Provided records: Begin
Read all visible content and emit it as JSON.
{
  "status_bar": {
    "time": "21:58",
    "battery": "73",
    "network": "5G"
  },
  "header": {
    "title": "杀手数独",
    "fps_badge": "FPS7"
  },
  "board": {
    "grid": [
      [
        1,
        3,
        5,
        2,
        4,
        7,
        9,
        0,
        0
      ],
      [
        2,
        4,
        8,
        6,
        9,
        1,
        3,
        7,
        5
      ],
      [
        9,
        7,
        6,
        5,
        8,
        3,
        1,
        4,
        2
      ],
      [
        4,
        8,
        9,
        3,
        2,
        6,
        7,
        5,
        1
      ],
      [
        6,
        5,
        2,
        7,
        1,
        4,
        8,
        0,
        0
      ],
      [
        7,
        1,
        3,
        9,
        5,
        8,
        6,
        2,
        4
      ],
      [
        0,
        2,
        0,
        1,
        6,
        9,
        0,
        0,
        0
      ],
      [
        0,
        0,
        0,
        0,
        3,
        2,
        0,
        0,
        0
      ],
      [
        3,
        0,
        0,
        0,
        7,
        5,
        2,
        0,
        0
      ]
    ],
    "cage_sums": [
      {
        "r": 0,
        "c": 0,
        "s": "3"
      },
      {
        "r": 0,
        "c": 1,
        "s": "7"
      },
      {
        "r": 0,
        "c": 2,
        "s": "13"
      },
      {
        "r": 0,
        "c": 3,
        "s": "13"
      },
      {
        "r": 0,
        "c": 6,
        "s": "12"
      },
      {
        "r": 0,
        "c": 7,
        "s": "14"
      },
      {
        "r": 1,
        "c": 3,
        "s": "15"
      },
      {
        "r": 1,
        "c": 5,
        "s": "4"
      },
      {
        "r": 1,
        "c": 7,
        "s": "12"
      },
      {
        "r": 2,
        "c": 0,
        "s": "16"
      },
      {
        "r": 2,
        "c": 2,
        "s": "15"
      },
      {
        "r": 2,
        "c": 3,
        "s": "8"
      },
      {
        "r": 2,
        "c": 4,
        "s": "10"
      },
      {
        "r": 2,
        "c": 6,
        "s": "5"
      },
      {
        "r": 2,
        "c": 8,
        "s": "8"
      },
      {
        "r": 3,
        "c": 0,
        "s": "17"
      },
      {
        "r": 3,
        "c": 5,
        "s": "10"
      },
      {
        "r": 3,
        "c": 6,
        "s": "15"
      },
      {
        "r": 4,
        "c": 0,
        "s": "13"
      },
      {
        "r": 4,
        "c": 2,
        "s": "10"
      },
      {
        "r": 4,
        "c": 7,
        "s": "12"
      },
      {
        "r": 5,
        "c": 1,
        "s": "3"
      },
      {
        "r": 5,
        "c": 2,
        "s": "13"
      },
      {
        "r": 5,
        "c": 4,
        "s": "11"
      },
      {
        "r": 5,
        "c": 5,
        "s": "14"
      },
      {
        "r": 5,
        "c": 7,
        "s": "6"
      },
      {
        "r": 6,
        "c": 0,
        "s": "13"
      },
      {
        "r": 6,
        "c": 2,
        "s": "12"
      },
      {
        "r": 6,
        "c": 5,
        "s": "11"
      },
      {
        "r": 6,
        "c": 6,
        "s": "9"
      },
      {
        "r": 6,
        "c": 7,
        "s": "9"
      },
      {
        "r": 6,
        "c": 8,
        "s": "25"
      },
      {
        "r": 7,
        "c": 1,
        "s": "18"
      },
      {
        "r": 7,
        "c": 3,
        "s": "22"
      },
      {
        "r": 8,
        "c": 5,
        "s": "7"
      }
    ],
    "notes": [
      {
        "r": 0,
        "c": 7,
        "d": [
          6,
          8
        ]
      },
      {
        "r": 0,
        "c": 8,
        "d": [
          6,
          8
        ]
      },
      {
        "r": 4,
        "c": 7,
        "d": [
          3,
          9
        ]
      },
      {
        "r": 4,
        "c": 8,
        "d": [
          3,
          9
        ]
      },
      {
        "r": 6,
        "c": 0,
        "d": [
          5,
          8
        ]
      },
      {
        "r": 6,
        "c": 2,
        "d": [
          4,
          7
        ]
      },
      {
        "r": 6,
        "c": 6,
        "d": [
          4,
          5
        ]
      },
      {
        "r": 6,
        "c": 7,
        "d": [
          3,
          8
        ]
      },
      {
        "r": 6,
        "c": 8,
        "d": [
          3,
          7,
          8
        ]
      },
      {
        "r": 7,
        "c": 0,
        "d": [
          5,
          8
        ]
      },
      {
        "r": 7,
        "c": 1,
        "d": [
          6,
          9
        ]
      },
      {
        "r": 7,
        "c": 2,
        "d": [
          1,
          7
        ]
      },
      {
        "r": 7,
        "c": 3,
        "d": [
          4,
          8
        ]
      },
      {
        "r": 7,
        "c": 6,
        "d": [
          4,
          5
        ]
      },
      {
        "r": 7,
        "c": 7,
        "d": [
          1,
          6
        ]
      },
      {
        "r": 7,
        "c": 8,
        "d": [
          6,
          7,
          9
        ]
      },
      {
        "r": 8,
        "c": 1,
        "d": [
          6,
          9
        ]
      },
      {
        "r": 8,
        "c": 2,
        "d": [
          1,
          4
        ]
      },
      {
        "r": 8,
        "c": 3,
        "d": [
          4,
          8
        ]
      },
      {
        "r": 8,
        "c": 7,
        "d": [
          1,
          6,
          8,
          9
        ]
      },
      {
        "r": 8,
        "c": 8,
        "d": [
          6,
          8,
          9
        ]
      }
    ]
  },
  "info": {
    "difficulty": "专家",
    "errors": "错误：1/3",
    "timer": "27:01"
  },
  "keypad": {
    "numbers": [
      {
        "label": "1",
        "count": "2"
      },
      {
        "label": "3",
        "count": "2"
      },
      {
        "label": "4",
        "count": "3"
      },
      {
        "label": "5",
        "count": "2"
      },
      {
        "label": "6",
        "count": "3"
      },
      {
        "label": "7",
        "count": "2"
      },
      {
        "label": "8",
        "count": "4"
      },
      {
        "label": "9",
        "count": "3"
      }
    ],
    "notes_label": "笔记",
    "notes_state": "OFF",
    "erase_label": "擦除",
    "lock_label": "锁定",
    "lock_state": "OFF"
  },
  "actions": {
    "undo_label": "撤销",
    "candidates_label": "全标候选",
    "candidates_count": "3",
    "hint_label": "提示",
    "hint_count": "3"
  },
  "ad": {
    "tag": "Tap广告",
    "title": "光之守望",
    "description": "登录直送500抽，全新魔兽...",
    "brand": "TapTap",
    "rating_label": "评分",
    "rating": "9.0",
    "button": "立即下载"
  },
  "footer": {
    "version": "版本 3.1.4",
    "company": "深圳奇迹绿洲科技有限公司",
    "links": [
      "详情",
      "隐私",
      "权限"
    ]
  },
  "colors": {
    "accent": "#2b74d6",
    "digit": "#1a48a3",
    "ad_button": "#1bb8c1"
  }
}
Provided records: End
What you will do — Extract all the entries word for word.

Written solution —
Read all visible content and emit it as JSON.
{
  "status_bar": {
    "time": "21:58",
    "battery": "73",
    "network": "5G"
  },
  "header": {
    "title": "杀手数独",
    "fps_badge": "FPS7"
  },
  "board": {
    "grid": [
      [
        1,
        3,
        5,
        2,
        4,
        7,
        9,
        0,
        0
      ],
      [
        2,
        4,
        8,
        6,
        9,
        1,
        3,
        7,
        5
      ],
      [
        9,
        7,
        6,
        5,
        8,
        3,
        1,
        4,
        2
      ],
      [
        4,
        8,
        9,
        3,
        2,
        6,
        7,
        5,
        1
      ],
      [
        6,
        5,
        2,
        7,
        1,
        4,
        8,
        0,
        0
      ],
      [
        7,
        1,
        3,
        9,
        5,
        8,
        6,
        2,
        4
      ],
      [
        0,
        2,
        0,
        1,
        6,
        9,
        0,
        0,
        0
      ],
      [
        0,
        0,
        0,
        0,
        3,
        2,
        0,
        0,
        0
      ],
      [
        3,
        0,
        0,
        0,
        7,
        5,
        2,
        0,
        0
      ]
    ],
    "cage_sums": [
      {
        "r": 0,
        "c": 0,
        "s": "3"
      },
      {
        "r": 0,
        "c": 1,
        "s": "7"
      },
      {
        "r": 0,
        "c": 2,
        "s": "13"
      },
      {
        "r": 0,
        "c": 3,
        "s": "13"
      },
      {
        "r": 0,
        "c": 6,
        "s": "12"
      },
      {
        "r": 0,
        "c": 7,
        "s": "14"
      },
      {
        "r": 1,
        "c": 3,
        "s": "15"
      },
      {
        "r": 1,
        "c": 5,
        "s": "4"
      },
      {
        "r": 1,
        "c": 7,
        "s": "12"
      },
      {
        "r": 2,
        "c": 0,
        "s": "16"
      },
      {
        "r": 2,
        "c": 2,
        "s": "15"
      },
      {
        "r": 2,
        "c": 3,
        "s": "8"
      },
      {
        "r": 2,
        "c": 4,
        "s": "10"
      },
      {
        "r": 2,
        "c": 6,
        "s": "5"
      },
      {
        "r": 2,
        "c": 8,
        "s": "8"
      },
      {
        "r": 3,
        "c": 0,
        "s": "17"
      },
      {
        "r": 3,
        "c": 5,
        "s": "10"
      },
      {
        "r": 3,
        "c": 6,
        "s": "15"
      },
      {
        "r": 4,
        "c": 0,
        "s": "13"
      },
      {
        "r": 4,
        "c": 2,
        "s": "10"
      },
      {
        "r": 4,
        "c": 7,
        "s": "12"
      },
      {
        "r": 5,
        "c": 1,
        "s": "3"
      },
      {
        "r": 5,
        "c": 2,
        "s": "13"
      },
      {
        "r": 5,
        "c": 4,
        "s": "11"
      },
      {
        "r": 5,
        "c": 5,
        "s": "14"
      },
      {
        "r": 5,
        "c": 7,
        "s": "6"
      },
      {
        "r": 6,
        "c": 0,
        "s": "13"
      },
      {
        "r": 6,
        "c": 2,
        "s": "12"
      },
      {
        "r": 6,
        "c": 5,
        "s": "11"
      },
      {
        "r": 6,
        "c": 6,
        "s": "9"
      },
      {
        "r": 6,
        "c": 7,
        "s": "9"
      },
      {
        "r": 6,
        "c": 8,
        "s": "25"
      },
      {
        "r": 7,
        "c": 1,
        "s": "18"
      },
      {
        "r": 7,
        "c": 3,
        "s": "22"
      },
      {
        "r": 8,
        "c": 5,
        "s": "7"
      }
    ],
    "notes": [
      {
        "r": 0,
        "c": 7,
        "d": [
          6,
          8
        ]
      },
      {
        "r": 0,
        "c": 8,
        "d": [
          6,
          8
        ]
      },
      {
        "r": 4,
        "c": 7,
        "d": [
          3,
          9
        ]
      },
      {
        "r": 4,
        "c": 8,
        "d": [
          3,
          9
        ]
      },
      {
        "r": 6,
        "c": 0,
        "d": [
          5,
          8
        ]
      },
      {
        "r": 6,
        "c": 2,
        "d": [
          4,
          7
        ]
      },
      {
        "r": 6,
        "c": 6,
        "d": [
          4,
          5
        ]
      },
      {
        "r": 6,
        "c": 7,
        "d": [
          3,
          8
        ]
      },
      {
        "r": 6,
        "c": 8,
        "d": [
          3,
          7,
          8
        ]
      },
      {
        "r": 7,
        "c": 0,
        "d": [
          5,
          8
        ]
      },
      {
        "r": 7,
        "c": 1,
        "d": [
          6,
          9
        ]
      },
      {
        "r": 7,
        "c": 2,
        "d": [
          1,
          7
        ]
      },
      {
        "r": 7,
        "c": 3,
        "d": [
          4,
          8
        ]
      },
      {
        "r": 7,
        "c": 6,
        "d": [
          4,
          5
        ]
      },
      {
        "r": 7,
        "c": 7,
        "d": [
          1,
          6
        ]
      },
      {
        "r": 7,
        "c": 8,
        "d": [
          6,
          7,
          9
        ]
      },
      {
        "r": 8,
        "c": 1,
        "d": [
          6,
          9
        ]
      },
      {
        "r": 8,
        "c": 2,
        "d": [
          1,
          4
        ]
      },
      {
        "r": 8,
        "c": 3,
        "d": [
          4,
          8
        ]
      },
      {
        "r": 8,
        "c": 7,
        "d": [
          1,
          6,
          8,
          9
        ]
      },
      {
        "r": 8,
        "c": 8,
        "d": [
          6,
          8,
          9
        ]
      }
    ]
  },
  "info": {
    "difficulty": "专家",
    "errors": "错误：1/3",
    "timer": "27:01"
  },
  "keypad": {
    "numbers": [
      {
        "label": "1",
        "count": "2"
      },
      {
        "label": "3",
        "count": "2"
      },
      {
        "label": "4",
        "count": "3"
      },
      {
        "label": "5",
        "count": "2"
      },
      {
        "label": "6",
        "count": "3"
      },
      {
        "label": "7",
        "count": "2"
      },
      {
        "label": "8",
        "count": "4"
      },
      {
        "label": "9",
        "count": "3"
      }
    ],
    "notes_label": "笔记",
    "notes_state": "OFF",
    "erase_label": "擦除",
    "lock_label": "锁定",
    "lock_state": "OFF"
  },
  "actions": {
    "undo_label": "撤销",
    "candidates_label": "全标候选",
    "candidates_count": "3",
    "hint_label": "提示",
    "hint_count": "3"
  },
  "ad": {
    "tag": "Tap广告",
    "title": "光之守望",
    "description": "登录直送500抽，全新魔兽...",
    "brand": "TapTap",
    "rating_label": "评分",
    "rating": "9.0",
    "button": "立即下载"
  },
  "footer": {
    "version": "版本 3.1.4",
    "company": "深圳奇迹绿洲科技有限公司",
    "links": [
      "详情",
      "隐私",
      "权限"
    ]
  },
  "colors": {
    "accent": "#2b74d6",
    "digit": "#1a48a3",
    "ad_button": "#1bb8c1"
  }
}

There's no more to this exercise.